**Given data**
☆ ☆ ☆ ☆ ☆ ☆ ☆
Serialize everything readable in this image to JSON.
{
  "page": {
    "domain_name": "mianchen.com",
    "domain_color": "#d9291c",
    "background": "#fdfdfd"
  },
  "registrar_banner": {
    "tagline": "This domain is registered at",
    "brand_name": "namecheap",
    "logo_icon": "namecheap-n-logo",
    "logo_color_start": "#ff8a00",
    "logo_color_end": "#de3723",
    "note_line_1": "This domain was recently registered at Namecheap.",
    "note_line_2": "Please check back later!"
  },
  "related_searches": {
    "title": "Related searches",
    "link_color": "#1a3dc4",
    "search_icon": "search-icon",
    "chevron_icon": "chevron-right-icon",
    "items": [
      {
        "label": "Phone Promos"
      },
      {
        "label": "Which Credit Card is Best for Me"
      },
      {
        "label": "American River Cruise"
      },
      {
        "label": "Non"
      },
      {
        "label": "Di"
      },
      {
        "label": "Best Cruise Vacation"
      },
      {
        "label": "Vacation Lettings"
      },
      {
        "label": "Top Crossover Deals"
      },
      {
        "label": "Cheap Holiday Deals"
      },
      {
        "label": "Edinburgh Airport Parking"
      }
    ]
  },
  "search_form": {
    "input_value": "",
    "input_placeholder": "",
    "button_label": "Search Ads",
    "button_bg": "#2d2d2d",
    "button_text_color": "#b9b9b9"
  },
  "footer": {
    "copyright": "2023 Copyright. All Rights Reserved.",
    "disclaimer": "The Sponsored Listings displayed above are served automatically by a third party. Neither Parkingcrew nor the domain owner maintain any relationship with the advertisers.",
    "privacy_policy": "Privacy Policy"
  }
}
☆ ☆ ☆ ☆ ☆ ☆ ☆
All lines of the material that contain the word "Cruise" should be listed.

        "label": "American River Cruise"
        "label": "Best Cruise Vacation"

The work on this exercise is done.